The function tree_free traverses the tree in post order to free tree memory in a "last allocated, first freed" fashion.

Deleting Nodes

Now you can build binary trees containing items of unknown type, search for a matching item, display the items, and free the memory for the entire tree. What happens if you need to extract an item from the tree, freeing memory for the node and leaving the remainder of the tree in a usable state? With the current definition of a node you can delete the node, but there is no easy way to link up the node's children. Another modification to the node structure type will simplify the solution.

In listing 4 a parent pointer is added to each node to bridge the gap created by the deleted node. An enumerated type tree_child describes the type of node in the process of being deleted. If the node you want to delete is the root node, and has children, the root of the entire tree will be changed so you must pass the address of the new root back to the caller. A tree_child value of NOT_CHILD is a node that is not a child node (the root of the tree), LEFT_CHILD is a left node and RIGHT_CHILD is a right node. These designations are temporary and only used by the deletion function tree_delete. If none of these condition applies, then an error must have occurred linking the nodes so the error code of LINK_ERROR is stored in the global error indicator t_error. In this case, the abstract data type should be considered corrupted and drastic action should be triggered.

Since C passes parameters by value, changes to this_node made inside the tree_delete function will disappear when the function goes out of scope. However if this_node is a right child and we change it indirectly by assigning this_node to temp and a value to temp->parent->right, this change will be effective external to the function. This method seems less error prone than using node pointer pointers (**this_node) and makes the source a little easier to follow.

The code for deleting a node that has both left and right children may look a little confusing. In English, the program appends the entire left subtree of the node to be deleted to the left-most extremity of its right subtree. The program then redirects the parent pointer of the left subtree to the node from which the left subtree now dangles. Then the program copies the parent pointer for the node to be deleted to its right child, spanning the "hole" that will be made by deleting the node. Now the target node can be deleted without disrupting the tree structure. If the deleted node was the root of the tree, this_node has the new root and is returned, otherwise root is returned to the caller.

Of course, now that the node data type has been modified, the functions that use it should be checked for side-effects. The tree_insert function must now link the parent pointers as it adds items to the tree.

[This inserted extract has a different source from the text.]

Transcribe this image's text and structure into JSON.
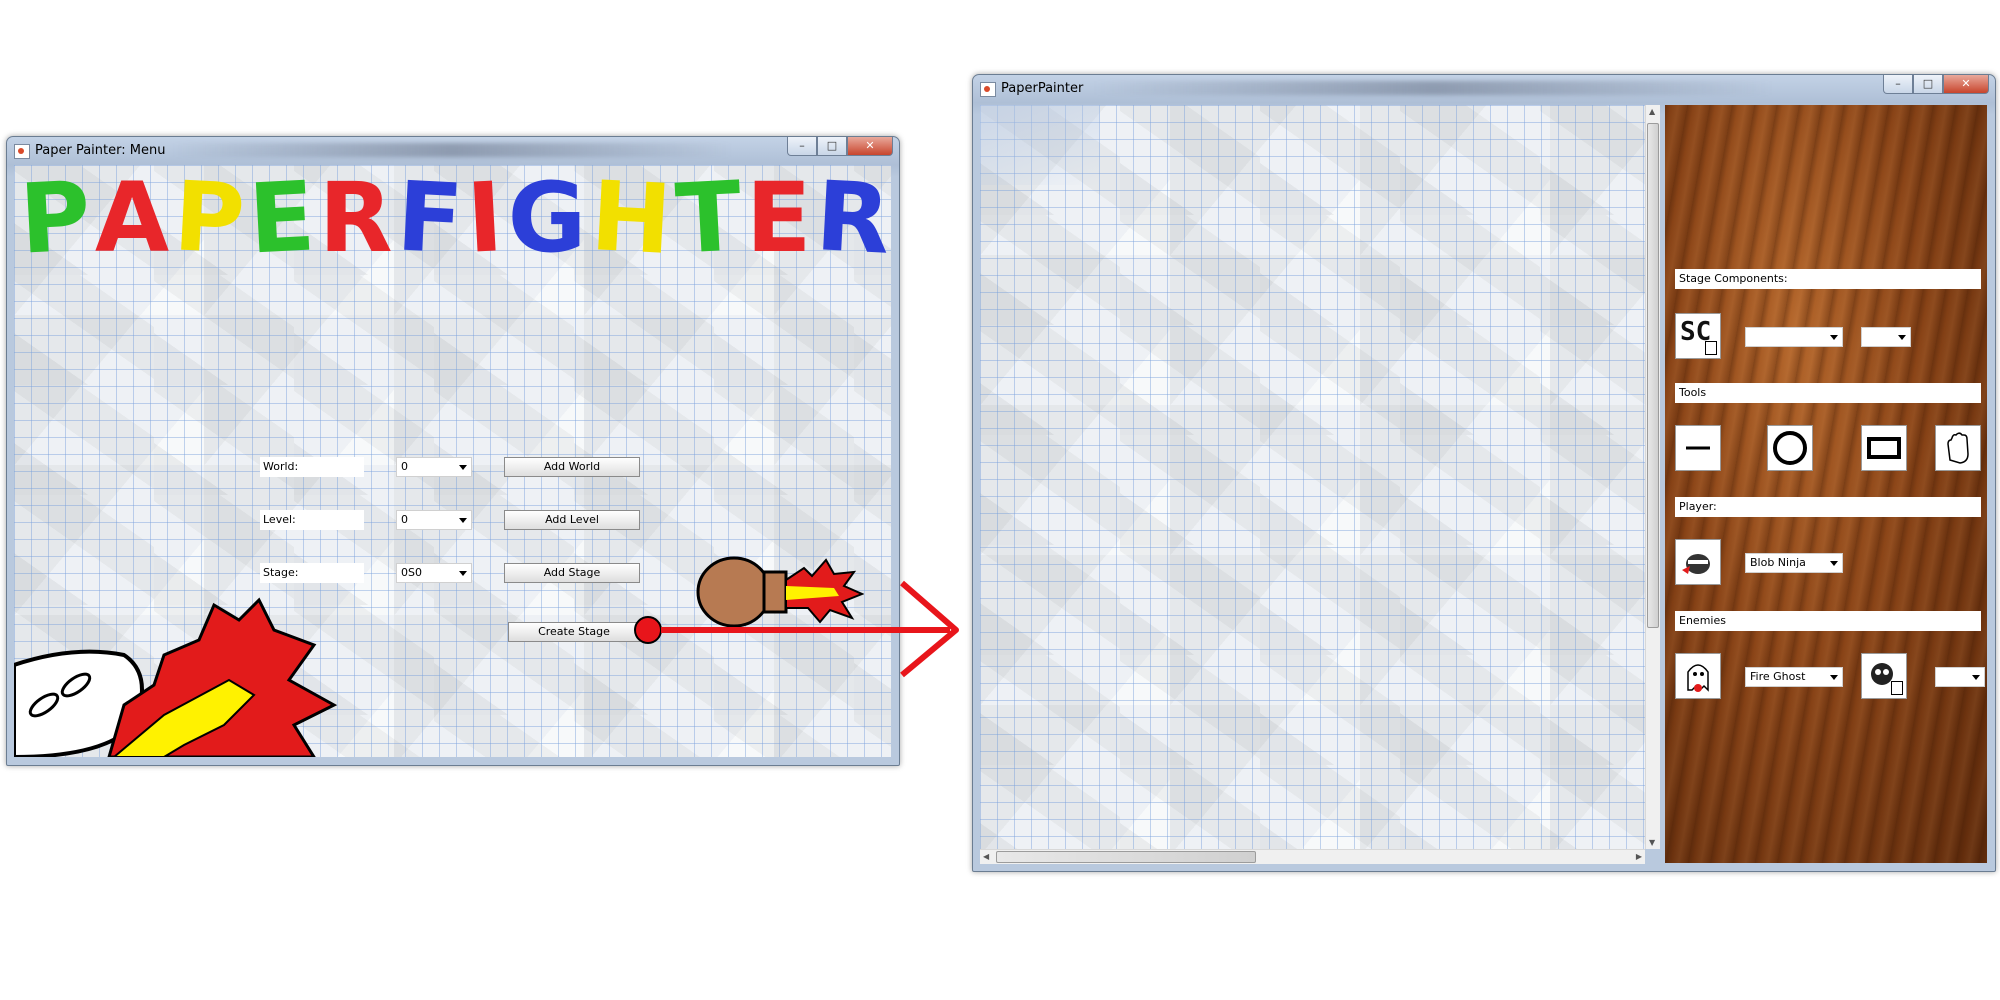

When memory for a new left or right child node is allocated, the parent pointer of that child of this_node must be set to this_node before this_node is given that child's address. In the case of a duplicate key, the parent pointer remains intact.


This binary tree, though generic, is still fairly simple. No question of balance has yet been posed. If the tree is built from ordered data, it degenerates into a linked list, with every search beginning at the head of the list. In this particular implementation, advantage could be made of the fact that new data having a key already in the tree is handled by assigning the data to the node whose key is already in the tree. For instance, if you wished to build the tree from a disk file of ordered records, you could take a random sample of the records, sort it, use the center record for the root, rewind the file and simply process the input sequentially. In this way you could reduce the likelihood of the tree becoming a linear list. More complex insertion and deletion techniques are required to insure tree balance. One type of binary tree that guarantees near balance (meaning that the left subtree and right subtree of each node in the tree differ in the number of children by at most one node) is the AVL Tree.

Suggested Reading

Sedgewick, Robert. 1988. Algorithms. Addison-Wesley: Reading, MA.

Weiskamp, Keith, Namir Shammas, and Ron Pronk. 1989. Turbo Algorithms, A Programmer's Reference. Wiley: New York.